▶ What to do:
Give back every record exactly as it reads.

▶ Material for this task:
*** Block opens ***

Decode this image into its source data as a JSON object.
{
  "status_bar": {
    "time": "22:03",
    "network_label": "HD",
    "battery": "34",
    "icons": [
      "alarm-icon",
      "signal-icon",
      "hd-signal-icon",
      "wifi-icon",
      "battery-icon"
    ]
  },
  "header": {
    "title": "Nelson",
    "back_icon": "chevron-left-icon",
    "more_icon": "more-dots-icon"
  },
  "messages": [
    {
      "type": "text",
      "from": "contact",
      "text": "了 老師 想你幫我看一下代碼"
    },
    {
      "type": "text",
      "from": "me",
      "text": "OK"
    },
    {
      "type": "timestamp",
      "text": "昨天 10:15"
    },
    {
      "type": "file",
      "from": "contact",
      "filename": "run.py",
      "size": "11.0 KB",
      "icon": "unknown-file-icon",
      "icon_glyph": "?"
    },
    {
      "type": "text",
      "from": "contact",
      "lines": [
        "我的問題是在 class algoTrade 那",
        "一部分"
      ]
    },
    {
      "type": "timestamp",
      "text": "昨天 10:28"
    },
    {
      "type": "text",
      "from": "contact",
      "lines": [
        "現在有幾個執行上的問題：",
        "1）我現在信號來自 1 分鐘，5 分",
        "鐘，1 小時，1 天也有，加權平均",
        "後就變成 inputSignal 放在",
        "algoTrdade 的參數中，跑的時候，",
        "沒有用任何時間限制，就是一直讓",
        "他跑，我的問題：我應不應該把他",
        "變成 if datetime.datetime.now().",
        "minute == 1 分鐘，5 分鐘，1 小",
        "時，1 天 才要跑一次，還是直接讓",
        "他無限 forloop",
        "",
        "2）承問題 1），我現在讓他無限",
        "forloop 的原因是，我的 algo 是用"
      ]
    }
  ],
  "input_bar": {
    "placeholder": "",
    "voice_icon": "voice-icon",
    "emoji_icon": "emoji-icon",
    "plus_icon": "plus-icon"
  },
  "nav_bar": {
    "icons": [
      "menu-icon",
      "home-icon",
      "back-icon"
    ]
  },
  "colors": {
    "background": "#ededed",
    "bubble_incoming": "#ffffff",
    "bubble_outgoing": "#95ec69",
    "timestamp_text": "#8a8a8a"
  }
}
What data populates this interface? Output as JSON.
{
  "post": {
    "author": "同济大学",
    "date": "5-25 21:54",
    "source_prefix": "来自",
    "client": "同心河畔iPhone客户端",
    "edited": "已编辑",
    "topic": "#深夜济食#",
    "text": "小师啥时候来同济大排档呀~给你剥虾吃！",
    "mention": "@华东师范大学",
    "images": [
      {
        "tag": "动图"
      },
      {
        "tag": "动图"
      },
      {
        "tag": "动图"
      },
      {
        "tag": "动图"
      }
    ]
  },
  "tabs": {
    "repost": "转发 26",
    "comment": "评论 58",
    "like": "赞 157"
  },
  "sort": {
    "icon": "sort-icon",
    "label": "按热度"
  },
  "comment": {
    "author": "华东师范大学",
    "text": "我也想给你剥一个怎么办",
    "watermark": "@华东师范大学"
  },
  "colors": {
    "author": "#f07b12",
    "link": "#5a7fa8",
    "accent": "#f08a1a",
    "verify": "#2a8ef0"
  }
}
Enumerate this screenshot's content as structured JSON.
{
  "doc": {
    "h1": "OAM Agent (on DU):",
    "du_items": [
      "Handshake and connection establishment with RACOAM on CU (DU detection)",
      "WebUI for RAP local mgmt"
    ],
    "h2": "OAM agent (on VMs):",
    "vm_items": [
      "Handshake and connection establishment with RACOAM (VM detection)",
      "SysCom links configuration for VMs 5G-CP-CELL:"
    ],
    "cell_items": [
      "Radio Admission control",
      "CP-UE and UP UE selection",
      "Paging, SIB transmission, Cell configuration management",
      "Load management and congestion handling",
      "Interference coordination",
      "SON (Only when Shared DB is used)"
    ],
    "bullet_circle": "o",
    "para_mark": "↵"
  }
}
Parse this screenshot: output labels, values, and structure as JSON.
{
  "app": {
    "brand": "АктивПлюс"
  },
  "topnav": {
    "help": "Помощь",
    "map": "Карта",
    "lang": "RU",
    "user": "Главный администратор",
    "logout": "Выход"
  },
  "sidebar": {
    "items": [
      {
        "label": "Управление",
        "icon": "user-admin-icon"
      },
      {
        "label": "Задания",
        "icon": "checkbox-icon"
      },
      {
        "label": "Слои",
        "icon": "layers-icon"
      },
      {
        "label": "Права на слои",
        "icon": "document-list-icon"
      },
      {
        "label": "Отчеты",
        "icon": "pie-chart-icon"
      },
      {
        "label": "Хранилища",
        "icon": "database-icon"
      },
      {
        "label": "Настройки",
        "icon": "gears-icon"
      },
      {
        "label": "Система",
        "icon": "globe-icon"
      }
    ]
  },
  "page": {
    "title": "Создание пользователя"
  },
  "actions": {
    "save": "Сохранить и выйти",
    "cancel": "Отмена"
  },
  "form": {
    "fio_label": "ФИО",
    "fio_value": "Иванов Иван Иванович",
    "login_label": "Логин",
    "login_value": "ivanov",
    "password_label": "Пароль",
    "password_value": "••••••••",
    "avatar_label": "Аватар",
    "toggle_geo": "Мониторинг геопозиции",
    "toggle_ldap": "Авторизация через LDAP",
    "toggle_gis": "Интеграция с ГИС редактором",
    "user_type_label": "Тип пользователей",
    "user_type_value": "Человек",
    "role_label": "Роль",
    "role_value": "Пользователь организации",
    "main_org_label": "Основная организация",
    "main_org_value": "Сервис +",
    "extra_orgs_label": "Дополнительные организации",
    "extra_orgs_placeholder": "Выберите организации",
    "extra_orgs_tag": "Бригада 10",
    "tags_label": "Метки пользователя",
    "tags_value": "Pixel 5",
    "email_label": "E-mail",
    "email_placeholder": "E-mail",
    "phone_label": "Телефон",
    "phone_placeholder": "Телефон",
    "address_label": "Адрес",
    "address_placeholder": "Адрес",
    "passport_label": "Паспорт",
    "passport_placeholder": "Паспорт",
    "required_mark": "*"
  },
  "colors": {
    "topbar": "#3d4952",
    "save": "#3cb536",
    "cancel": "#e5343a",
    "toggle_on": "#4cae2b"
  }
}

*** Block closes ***

▶ Response below:
Decode this image into its source data as a JSON object.
{
  "status_bar": {
    "time": "22:03",
    "network_label": "HD",
    "battery": "34",
    "icons": [
      "alarm-icon",
      "signal-icon",
      "hd-signal-icon",
      "wifi-icon",
      "battery-icon"
    ]
  },
  "header": {
    "title": "Nelson",
    "back_icon": "chevron-left-icon",
    "more_icon": "more-dots-icon"
  },
  "messages": [
    {
      "type": "text",
      "from": "contact",
      "text": "了 老師 想你幫我看一下代碼"
    },
    {
      "type": "text",
      "from": "me",
      "text": "OK"
    },
    {
      "type": "timestamp",
      "text": "昨天 10:15"
    },
    {
      "type": "file",
      "from": "contact",
      "filename": "run.py",
      "size": "11.0 KB",
      "icon": "unknown-file-icon",
      "icon_glyph": "?"
    },
    {
      "type": "text",
      "from": "contact",
      "lines": [
        "我的問題是在 class algoTrade 那",
        "一部分"
      ]
    },
    {
      "type": "timestamp",
      "text": "昨天 10:28"
    },
    {
      "type": "text",
      "from": "contact",
      "lines": [
        "現在有幾個執行上的問題：",
        "1）我現在信號來自 1 分鐘，5 分",
        "鐘，1 小時，1 天也有，加權平均",
        "後就變成 inputSignal 放在",
        "algoTrdade 的參數中，跑的時候，",
        "沒有用任何時間限制，就是一直讓",
        "他跑，我的問題：我應不應該把他",
        "變成 if datetime.datetime.now().",
        "minute == 1 分鐘，5 分鐘，1 小",
        "時，1 天 才要跑一次，還是直接讓",
        "他無限 forloop",
        "",
        "2）承問題 1），我現在讓他無限",
        "forloop 的原因是，我的 algo 是用"
      ]
    }
  ],
  "input_bar": {
    "placeholder": "",
    "voice_icon": "voice-icon",
    "emoji_icon": "emoji-icon",
    "plus_icon": "plus-icon"
  },
  "nav_bar": {
    "icons": [
      "menu-icon",
      "home-icon",
      "back-icon"
    ]
  },
  "colors": {
    "background": "#ededed",
    "bubble_incoming": "#ffffff",
    "bubble_outgoing": "#95ec69",
    "timestamp_text": "#8a8a8a"
  }
}
What data populates this interface? Output as JSON.
{
  "post": {
    "author": "同济大学",
    "date": "5-25 21:54",
    "source_prefix": "来自",
    "client": "同心河畔iPhone客户端",
    "edited": "已编辑",
    "topic": "#深夜济食#",
    "text": "小师啥时候来同济大排档呀~给你剥虾吃！",
    "mention": "@华东师范大学",
    "images": [
      {
        "tag": "动图"
      },
      {
        "tag": "动图"
      },
      {
        "tag": "动图"
      },
      {
        "tag": "动图"
      }
    ]
  },
  "tabs": {
    "repost": "转发 26",
    "comment": "评论 58",
    "like": "赞 157"
  },
  "sort": {
    "icon": "sort-icon",
    "label": "按热度"
  },
  "comment": {
    "author": "华东师范大学",
    "text": "我也想给你剥一个怎么办",
    "watermark": "@华东师范大学"
  },
  "colors": {
    "author": "#f07b12",
    "link": "#5a7fa8",
    "accent": "#f08a1a",
    "verify": "#2a8ef0"
  }
}
Enumerate this screenshot's content as structured JSON.
{
  "doc": {
    "h1": "OAM Agent (on DU):",
    "du_items": [
      "Handshake and connection establishment with RACOAM on CU (DU detection)",
      "WebUI for RAP local mgmt"
    ],
    "h2": "OAM agent (on VMs):",
    "vm_items": [
      "Handshake and connection establishment with RACOAM (VM detection)",
      "SysCom links configuration for VMs 5G-CP-CELL:"
    ],
    "cell_items": [
      "Radio Admission control",
      "CP-UE and UP UE selection",
      "Paging, SIB transmission, Cell configuration management",
      "Load management and congestion handling",
      "Interference coordination",
      "SON (Only when Shared DB is used)"
    ],
    "bullet_circle": "o",
    "para_mark": "↵"
  }
}
Parse this screenshot: output labels, values, and structure as JSON.
{
  "app": {
    "brand": "АктивПлюс"
  },
  "topnav": {
    "help": "Помощь",
    "map": "Карта",
    "lang": "RU",
    "user": "Главный администратор",
    "logout": "Выход"
  },
  "sidebar": {
    "items": [
      {
        "label": "Управление",
        "icon": "user-admin-icon"
      },
      {
        "label": "Задания",
        "icon": "checkbox-icon"
      },
      {
        "label": "Слои",
        "icon": "layers-icon"
      },
      {
        "label": "Права на слои",
        "icon": "document-list-icon"
      },
      {
        "label": "Отчеты",
        "icon": "pie-chart-icon"
      },
      {
        "label": "Хранилища",
        "icon": "database-icon"
      },
      {
        "label": "Настройки",
        "icon": "gears-icon"
      },
      {
        "label": "Система",
        "icon": "globe-icon"
      }
    ]
  },
  "page": {
    "title": "Создание пользователя"
  },
  "actions": {
    "save": "Сохранить и выйти",
    "cancel": "Отмена"
  },
  "form": {
    "fio_label": "ФИО",
    "fio_value": "Иванов Иван Иванович",
    "login_label": "Логин",
    "login_value": "ivanov",
    "password_label": "Пароль",
    "password_value": "••••••••",
    "avatar_label": "Аватар",
    "toggle_geo": "Мониторинг геопозиции",
    "toggle_ldap": "Авторизация через LDAP",
    "toggle_gis": "Интеграция с ГИС редактором",
    "user_type_label": "Тип пользователей",
    "user_type_value": "Человек",
    "role_label": "Роль",
    "role_value": "Пользователь организации",
    "main_org_label": "Основная организация",
    "main_org_value": "Сервис +",
    "extra_orgs_label": "Дополнительные организации",
    "extra_orgs_placeholder": "Выберите организации",
    "extra_orgs_tag": "Бригада 10",
    "tags_label": "Метки пользователя",
    "tags_value": "Pixel 5",
    "email_label": "E-mail",
    "email_placeholder": "E-mail",
    "phone_label": "Телефон",
    "phone_placeholder": "Телефон",
    "address_label": "Адрес",
    "address_placeholder": "Адрес",
    "passport_label": "Паспорт",
    "passport_placeholder": "Паспорт",
    "required_mark": "*"
  },
  "colors": {
    "topbar": "#3d4952",
    "save": "#3cb536",
    "cancel": "#e5343a",
    "toggle_on": "#4cae2b"
  }
}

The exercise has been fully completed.